**EXERCISE**
Count how many lines in the following data hold the word "rotate". Your answer is the number and nothing else.
----- RECORDS -----
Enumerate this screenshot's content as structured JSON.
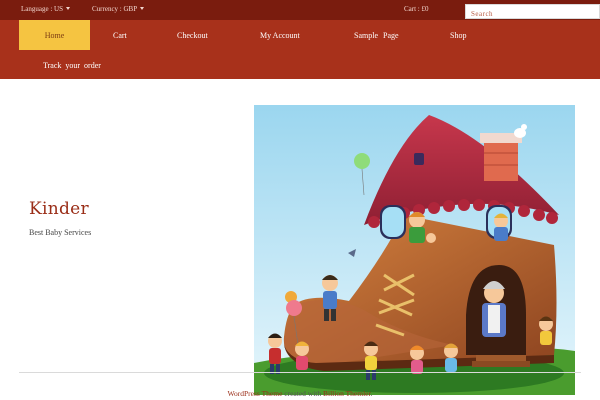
{
  "topbar": {
    "language": "Language : US",
    "currency": "Currency : GBP",
    "cart": "Cart : £0",
    "search_placeholder": "Search"
  },
  "nav": {
    "items": [
      "Home",
      "Cart",
      "Checkout",
      "My Account",
      "Sample Page",
      "Shop",
      "Track your order"
    ]
  },
  "site": {
    "title": "Kinder",
    "subtitle": "Best Baby Services"
  },
  "footer": {
    "prefix": "WordPress Theme",
    "middle": " created with ",
    "link": "Billion Themler",
    "suffix": "."
  },
  "colors": {
    "topbar": "#7a1c0e",
    "navbar": "#a8311b",
    "nav_active": "#f5c441",
    "title": "#9a2d17"
  },
  "icons": [
    "caret-down-icon"
  ]
}
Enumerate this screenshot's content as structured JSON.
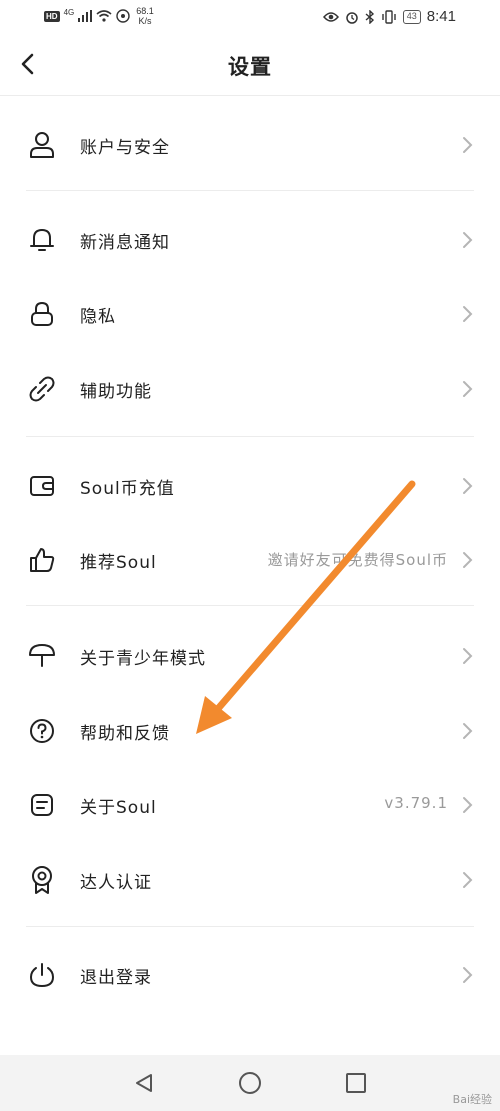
{
  "status_bar": {
    "hd": "HD",
    "network_type": "4G",
    "speed_value": "68.1",
    "speed_unit": "K/s",
    "battery": "43",
    "time": "8:41"
  },
  "header": {
    "title": "设置"
  },
  "menu": [
    {
      "label": "账户与安全",
      "value": ""
    },
    {
      "label": "新消息通知",
      "value": ""
    },
    {
      "label": "隐私",
      "value": ""
    },
    {
      "label": "辅助功能",
      "value": ""
    },
    {
      "label": "Soul币充值",
      "value": ""
    },
    {
      "label": "推荐Soul",
      "value": "邀请好友可免费得Soul币"
    },
    {
      "label": "关于青少年模式",
      "value": ""
    },
    {
      "label": "帮助和反馈",
      "value": ""
    },
    {
      "label": "关于Soul",
      "value": "v3.79.1"
    },
    {
      "label": "达人认证",
      "value": ""
    },
    {
      "label": "退出登录",
      "value": ""
    }
  ],
  "icons": [
    "user-icon",
    "bell-icon",
    "lock-icon",
    "link-icon",
    "wallet-icon",
    "thumbs-up-icon",
    "umbrella-icon",
    "question-icon",
    "document-icon",
    "badge-icon",
    "power-icon"
  ],
  "watermark": "Bai经验",
  "colors": {
    "annotation_arrow": "#f28a2e",
    "text": "#222222",
    "secondary_text": "#9a9a9a",
    "divider": "#ececec",
    "nav_bar_bg": "#f3f3f3"
  }
}
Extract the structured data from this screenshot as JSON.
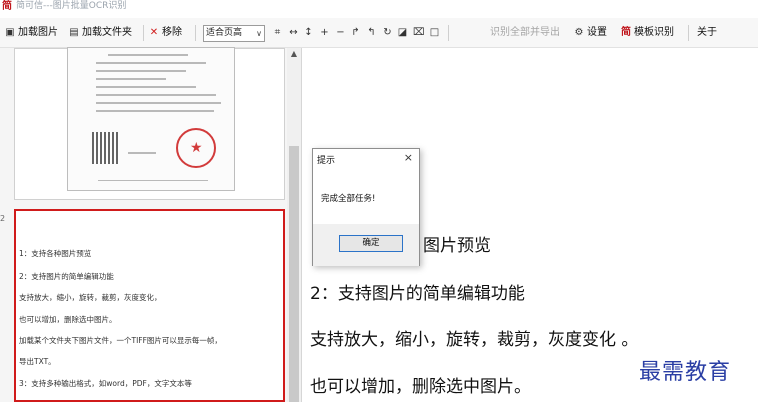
{
  "window": {
    "app_icon": "简",
    "title": "简可信---图片批量OCR识别"
  },
  "toolbar": {
    "load_image": "加载图片",
    "load_folder": "加载文件夹",
    "remove": "移除",
    "fit_mode": "适合页高",
    "recognize_export": "识别全部并导出",
    "settings": "设置",
    "template_recognize": "模板识别",
    "about": "关于",
    "icons": [
      "load-image-icon",
      "load-folder-icon",
      "remove-icon",
      "fit-mode-chevron-down-icon",
      "fit-window-icon",
      "fit-width-icon",
      "fit-height-icon",
      "zoom-in-icon",
      "zoom-out-icon",
      "rotate-right-icon",
      "rotate-left-icon",
      "rotate-icon",
      "grayscale-icon",
      "crop-icon",
      "select-box-icon",
      "settings-gear-icon",
      "template-icon"
    ]
  },
  "thumbnails": {
    "row_marker": "2",
    "second_lines": [
      "1：支持各种图片预览",
      "2：支持图片的简单编辑功能",
      "支持放大，缩小，旋转，裁剪，灰度变化，",
      "也可以增加，删除选中图片。",
      "加载某个文件夹下图片文件，一个TIFF图片可以显示每一帧，",
      "导出TXT。",
      "3：支持多种输出格式，如word，PDF，文字文本等"
    ]
  },
  "preview": {
    "lines": [
      "图片预览",
      "2：支持图片的简单编辑功能",
      "支持放大，缩小，旋转，裁剪，灰度变化 。",
      "也可以增加，删除选中图片。"
    ]
  },
  "dialog": {
    "title": "提示",
    "close": "×",
    "message": "完成全部任务!",
    "ok_button": "确定"
  },
  "watermark": "最需教育",
  "colors": {
    "accent_red": "#d01b1b",
    "dialog_button_border": "#2b73c8",
    "watermark_blue": "#2a3ea4"
  }
}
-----
**ANSWER AREA**
3